**TASK STATEMENT**
From the first entry to the last, repeat them all exactly.

[Stored entries]
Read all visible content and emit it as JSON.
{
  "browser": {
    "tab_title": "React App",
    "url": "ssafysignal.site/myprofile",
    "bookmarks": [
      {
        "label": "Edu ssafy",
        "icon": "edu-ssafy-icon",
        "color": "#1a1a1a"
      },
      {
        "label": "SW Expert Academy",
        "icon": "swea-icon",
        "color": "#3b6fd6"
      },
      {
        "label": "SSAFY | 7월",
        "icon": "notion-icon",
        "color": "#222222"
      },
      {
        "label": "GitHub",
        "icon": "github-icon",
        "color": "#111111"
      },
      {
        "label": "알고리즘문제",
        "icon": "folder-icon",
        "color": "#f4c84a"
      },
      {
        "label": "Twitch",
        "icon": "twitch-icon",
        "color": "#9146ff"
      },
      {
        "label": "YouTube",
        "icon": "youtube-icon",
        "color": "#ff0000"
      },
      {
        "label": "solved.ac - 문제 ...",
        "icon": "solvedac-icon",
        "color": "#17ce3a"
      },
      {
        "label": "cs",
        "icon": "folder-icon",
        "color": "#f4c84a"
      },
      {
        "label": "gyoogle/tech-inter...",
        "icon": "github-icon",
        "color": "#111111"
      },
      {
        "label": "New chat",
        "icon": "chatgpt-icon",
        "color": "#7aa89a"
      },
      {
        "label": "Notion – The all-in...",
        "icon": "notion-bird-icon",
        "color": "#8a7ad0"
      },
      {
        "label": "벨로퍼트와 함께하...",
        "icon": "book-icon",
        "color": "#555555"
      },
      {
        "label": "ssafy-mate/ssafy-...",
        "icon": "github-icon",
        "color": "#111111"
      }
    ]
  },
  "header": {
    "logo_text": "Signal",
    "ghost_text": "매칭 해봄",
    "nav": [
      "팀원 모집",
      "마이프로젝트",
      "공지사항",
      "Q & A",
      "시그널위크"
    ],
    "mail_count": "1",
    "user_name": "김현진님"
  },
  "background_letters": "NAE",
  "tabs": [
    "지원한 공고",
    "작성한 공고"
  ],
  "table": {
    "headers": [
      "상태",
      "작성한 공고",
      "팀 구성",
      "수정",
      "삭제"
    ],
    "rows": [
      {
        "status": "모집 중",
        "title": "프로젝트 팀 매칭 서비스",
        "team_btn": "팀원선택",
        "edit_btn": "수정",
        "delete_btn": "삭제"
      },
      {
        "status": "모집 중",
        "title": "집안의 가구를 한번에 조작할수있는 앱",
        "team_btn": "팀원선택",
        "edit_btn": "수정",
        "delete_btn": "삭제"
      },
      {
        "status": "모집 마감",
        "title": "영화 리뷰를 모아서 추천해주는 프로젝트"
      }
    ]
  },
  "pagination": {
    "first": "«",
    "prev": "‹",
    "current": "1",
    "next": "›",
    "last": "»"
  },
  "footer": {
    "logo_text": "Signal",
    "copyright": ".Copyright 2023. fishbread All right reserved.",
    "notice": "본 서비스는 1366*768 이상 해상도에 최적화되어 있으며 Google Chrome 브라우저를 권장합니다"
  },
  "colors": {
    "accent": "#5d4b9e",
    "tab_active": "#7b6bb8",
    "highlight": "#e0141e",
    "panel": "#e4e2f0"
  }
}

**TASK RESPONSE**
Read all visible content and emit it as JSON.
{
  "browser": {
    "tab_title": "React App",
    "url": "ssafysignal.site/myprofile",
    "bookmarks": [
      {
        "label": "Edu ssafy",
        "icon": "edu-ssafy-icon",
        "color": "#1a1a1a"
      },
      {
        "label": "SW Expert Academy",
        "icon": "swea-icon",
        "color": "#3b6fd6"
      },
      {
        "label": "SSAFY | 7월",
        "icon": "notion-icon",
        "color": "#222222"
      },
      {
        "label": "GitHub",
        "icon": "github-icon",
        "color": "#111111"
      },
      {
        "label": "알고리즘문제",
        "icon": "folder-icon",
        "color": "#f4c84a"
      },
      {
        "label": "Twitch",
        "icon": "twitch-icon",
        "color": "#9146ff"
      },
      {
        "label": "YouTube",
        "icon": "youtube-icon",
        "color": "#ff0000"
      },
      {
        "label": "solved.ac - 문제 ...",
        "icon": "solvedac-icon",
        "color": "#17ce3a"
      },
      {
        "label": "cs",
        "icon": "folder-icon",
        "color": "#f4c84a"
      },
      {
        "label": "gyoogle/tech-inter...",
        "icon": "github-icon",
        "color": "#111111"
      },
      {
        "label": "New chat",
        "icon": "chatgpt-icon",
        "color": "#7aa89a"
      },
      {
        "label": "Notion – The all-in...",
        "icon": "notion-bird-icon",
        "color": "#8a7ad0"
      },
      {
        "label": "벨로퍼트와 함께하...",
        "icon": "book-icon",
        "color": "#555555"
      },
      {
        "label": "ssafy-mate/ssafy-...",
        "icon": "github-icon",
        "color": "#111111"
      }
    ]
  },
  "header": {
    "logo_text": "Signal",
    "ghost_text": "매칭 해봄",
    "nav": [
      "팀원 모집",
      "마이프로젝트",
      "공지사항",
      "Q & A",
      "시그널위크"
    ],
    "mail_count": "1",
    "user_name": "김현진님"
  },
  "background_letters": "NAE",
  "tabs": [
    "지원한 공고",
    "작성한 공고"
  ],
  "table": {
    "headers": [
      "상태",
      "작성한 공고",
      "팀 구성",
      "수정",
      "삭제"
    ],
    "rows": [
      {
        "status": "모집 중",
        "title": "프로젝트 팀 매칭 서비스",
        "team_btn": "팀원선택",
        "edit_btn": "수정",
        "delete_btn": "삭제"
      },
      {
        "status": "모집 중",
        "title": "집안의 가구를 한번에 조작할수있는 앱",
        "team_btn": "팀원선택",
        "edit_btn": "수정",
        "delete_btn": "삭제"
      },
      {
        "status": "모집 마감",
        "title": "영화 리뷰를 모아서 추천해주는 프로젝트"
      }
    ]
  },
  "pagination": {
    "first": "«",
    "prev": "‹",
    "current": "1",
    "next": "›",
    "last": "»"
  },
  "footer": {
    "logo_text": "Signal",
    "copyright": ".Copyright 2023. fishbread All right reserved.",
    "notice": "본 서비스는 1366*768 이상 해상도에 최적화되어 있으며 Google Chrome 브라우저를 권장합니다"
  },
  "colors": {
    "accent": "#5d4b9e",
    "tab_active": "#7b6bb8",
    "highlight": "#e0141e",
    "panel": "#e4e2f0"
  }
}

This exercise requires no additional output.